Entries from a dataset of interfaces
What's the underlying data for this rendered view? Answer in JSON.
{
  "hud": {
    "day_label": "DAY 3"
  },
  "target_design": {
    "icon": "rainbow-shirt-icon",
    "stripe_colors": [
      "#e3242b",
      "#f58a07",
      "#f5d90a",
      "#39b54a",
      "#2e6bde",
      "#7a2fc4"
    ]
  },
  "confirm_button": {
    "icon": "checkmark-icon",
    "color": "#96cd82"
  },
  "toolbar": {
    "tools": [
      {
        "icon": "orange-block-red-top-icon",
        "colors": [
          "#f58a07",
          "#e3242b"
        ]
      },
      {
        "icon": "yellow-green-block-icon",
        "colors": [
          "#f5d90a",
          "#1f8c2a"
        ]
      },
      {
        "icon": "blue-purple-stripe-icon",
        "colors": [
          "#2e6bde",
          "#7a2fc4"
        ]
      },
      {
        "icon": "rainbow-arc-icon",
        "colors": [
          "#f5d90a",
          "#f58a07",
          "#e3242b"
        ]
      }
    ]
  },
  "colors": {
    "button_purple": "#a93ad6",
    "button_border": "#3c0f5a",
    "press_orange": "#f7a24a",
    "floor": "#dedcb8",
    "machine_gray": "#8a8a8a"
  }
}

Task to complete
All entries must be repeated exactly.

Output below
What's the underlying data for this rendered view? Answer in JSON.
{
  "hud": {
    "day_label": "DAY 3"
  },
  "target_design": {
    "icon": "rainbow-shirt-icon",
    "stripe_colors": [
      "#e3242b",
      "#f58a07",
      "#f5d90a",
      "#39b54a",
      "#2e6bde",
      "#7a2fc4"
    ]
  },
  "confirm_button": {
    "icon": "checkmark-icon",
    "color": "#96cd82"
  },
  "toolbar": {
    "tools": [
      {
        "icon": "orange-block-red-top-icon",
        "colors": [
          "#f58a07",
          "#e3242b"
        ]
      },
      {
        "icon": "yellow-green-block-icon",
        "colors": [
          "#f5d90a",
          "#1f8c2a"
        ]
      },
      {
        "icon": "blue-purple-stripe-icon",
        "colors": [
          "#2e6bde",
          "#7a2fc4"
        ]
      },
      {
        "icon": "rainbow-arc-icon",
        "colors": [
          "#f5d90a",
          "#f58a07",
          "#e3242b"
        ]
      }
    ]
  },
  "colors": {
    "button_purple": "#a93ad6",
    "button_border": "#3c0f5a",
    "press_orange": "#f7a24a",
    "floor": "#dedcb8",
    "machine_gray": "#8a8a8a"
  }
}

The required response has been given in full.